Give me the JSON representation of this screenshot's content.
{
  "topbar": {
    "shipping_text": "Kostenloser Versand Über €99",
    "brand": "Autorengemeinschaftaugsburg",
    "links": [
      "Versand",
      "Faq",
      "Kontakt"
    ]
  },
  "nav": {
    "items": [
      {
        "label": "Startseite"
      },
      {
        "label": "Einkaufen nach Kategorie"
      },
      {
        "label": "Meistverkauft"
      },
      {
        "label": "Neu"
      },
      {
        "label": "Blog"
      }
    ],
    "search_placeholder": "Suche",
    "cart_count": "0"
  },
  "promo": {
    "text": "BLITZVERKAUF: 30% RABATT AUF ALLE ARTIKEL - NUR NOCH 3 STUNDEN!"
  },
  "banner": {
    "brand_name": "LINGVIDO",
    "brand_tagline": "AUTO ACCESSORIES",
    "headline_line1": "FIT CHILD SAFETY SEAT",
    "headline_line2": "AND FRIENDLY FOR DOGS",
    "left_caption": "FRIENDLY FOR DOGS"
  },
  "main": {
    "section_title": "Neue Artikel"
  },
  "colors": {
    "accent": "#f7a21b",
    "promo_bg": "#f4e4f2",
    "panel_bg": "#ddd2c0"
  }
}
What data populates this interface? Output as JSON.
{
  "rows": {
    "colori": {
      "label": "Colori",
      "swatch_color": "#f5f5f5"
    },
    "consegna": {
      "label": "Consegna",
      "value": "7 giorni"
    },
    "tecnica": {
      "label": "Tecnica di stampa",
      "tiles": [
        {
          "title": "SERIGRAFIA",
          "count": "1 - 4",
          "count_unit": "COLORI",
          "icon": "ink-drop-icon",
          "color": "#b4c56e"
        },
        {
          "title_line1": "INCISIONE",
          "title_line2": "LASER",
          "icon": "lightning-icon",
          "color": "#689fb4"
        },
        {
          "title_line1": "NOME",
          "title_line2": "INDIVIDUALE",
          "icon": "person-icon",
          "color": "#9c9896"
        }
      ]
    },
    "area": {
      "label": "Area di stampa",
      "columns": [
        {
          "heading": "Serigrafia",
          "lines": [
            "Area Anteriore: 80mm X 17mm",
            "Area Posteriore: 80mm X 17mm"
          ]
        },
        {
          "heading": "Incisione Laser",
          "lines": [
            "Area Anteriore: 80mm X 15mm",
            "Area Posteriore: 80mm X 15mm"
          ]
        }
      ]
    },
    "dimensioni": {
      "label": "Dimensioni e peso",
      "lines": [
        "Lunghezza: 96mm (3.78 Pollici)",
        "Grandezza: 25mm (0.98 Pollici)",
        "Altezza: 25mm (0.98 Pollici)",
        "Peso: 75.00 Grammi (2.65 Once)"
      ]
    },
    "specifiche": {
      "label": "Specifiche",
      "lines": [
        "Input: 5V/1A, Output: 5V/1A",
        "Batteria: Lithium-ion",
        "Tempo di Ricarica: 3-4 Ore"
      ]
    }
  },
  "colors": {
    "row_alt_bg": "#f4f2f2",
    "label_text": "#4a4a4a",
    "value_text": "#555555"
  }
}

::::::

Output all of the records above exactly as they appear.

§ TASK ANSWER
Give me the JSON representation of this screenshot's content.
{
  "topbar": {
    "shipping_text": "Kostenloser Versand Über €99",
    "brand": "Autorengemeinschaftaugsburg",
    "links": [
      "Versand",
      "Faq",
      "Kontakt"
    ]
  },
  "nav": {
    "items": [
      {
        "label": "Startseite"
      },
      {
        "label": "Einkaufen nach Kategorie"
      },
      {
        "label": "Meistverkauft"
      },
      {
        "label": "Neu"
      },
      {
        "label": "Blog"
      }
    ],
    "search_placeholder": "Suche",
    "cart_count": "0"
  },
  "promo": {
    "text": "BLITZVERKAUF: 30% RABATT AUF ALLE ARTIKEL - NUR NOCH 3 STUNDEN!"
  },
  "banner": {
    "brand_name": "LINGVIDO",
    "brand_tagline": "AUTO ACCESSORIES",
    "headline_line1": "FIT CHILD SAFETY SEAT",
    "headline_line2": "AND FRIENDLY FOR DOGS",
    "left_caption": "FRIENDLY FOR DOGS"
  },
  "main": {
    "section_title": "Neue Artikel"
  },
  "colors": {
    "accent": "#f7a21b",
    "promo_bg": "#f4e4f2",
    "panel_bg": "#ddd2c0"
  }
}
What data populates this interface? Output as JSON.
{
  "rows": {
    "colori": {
      "label": "Colori",
      "swatch_color": "#f5f5f5"
    },
    "consegna": {
      "label": "Consegna",
      "value": "7 giorni"
    },
    "tecnica": {
      "label": "Tecnica di stampa",
      "tiles": [
        {
          "title": "SERIGRAFIA",
          "count": "1 - 4",
          "count_unit": "COLORI",
          "icon": "ink-drop-icon",
          "color": "#b4c56e"
        },
        {
          "title_line1": "INCISIONE",
          "title_line2": "LASER",
          "icon": "lightning-icon",
          "color": "#689fb4"
        },
        {
          "title_line1": "NOME",
          "title_line2": "INDIVIDUALE",
          "icon": "person-icon",
          "color": "#9c9896"
        }
      ]
    },
    "area": {
      "label": "Area di stampa",
      "columns": [
        {
          "heading": "Serigrafia",
          "lines": [
            "Area Anteriore: 80mm X 17mm",
            "Area Posteriore: 80mm X 17mm"
          ]
        },
        {
          "heading": "Incisione Laser",
          "lines": [
            "Area Anteriore: 80mm X 15mm",
            "Area Posteriore: 80mm X 15mm"
          ]
        }
      ]
    },
    "dimensioni": {
      "label": "Dimensioni e peso",
      "lines": [
        "Lunghezza: 96mm (3.78 Pollici)",
        "Grandezza: 25mm (0.98 Pollici)",
        "Altezza: 25mm (0.98 Pollici)",
        "Peso: 75.00 Grammi (2.65 Once)"
      ]
    },
    "specifiche": {
      "label": "Specifiche",
      "lines": [
        "Input: 5V/1A, Output: 5V/1A",
        "Batteria: Lithium-ion",
        "Tempo di Ricarica: 3-4 Ore"
      ]
    }
  },
  "colors": {
    "row_alt_bg": "#f4f2f2",
    "label_text": "#4a4a4a",
    "value_text": "#555555"
  }
}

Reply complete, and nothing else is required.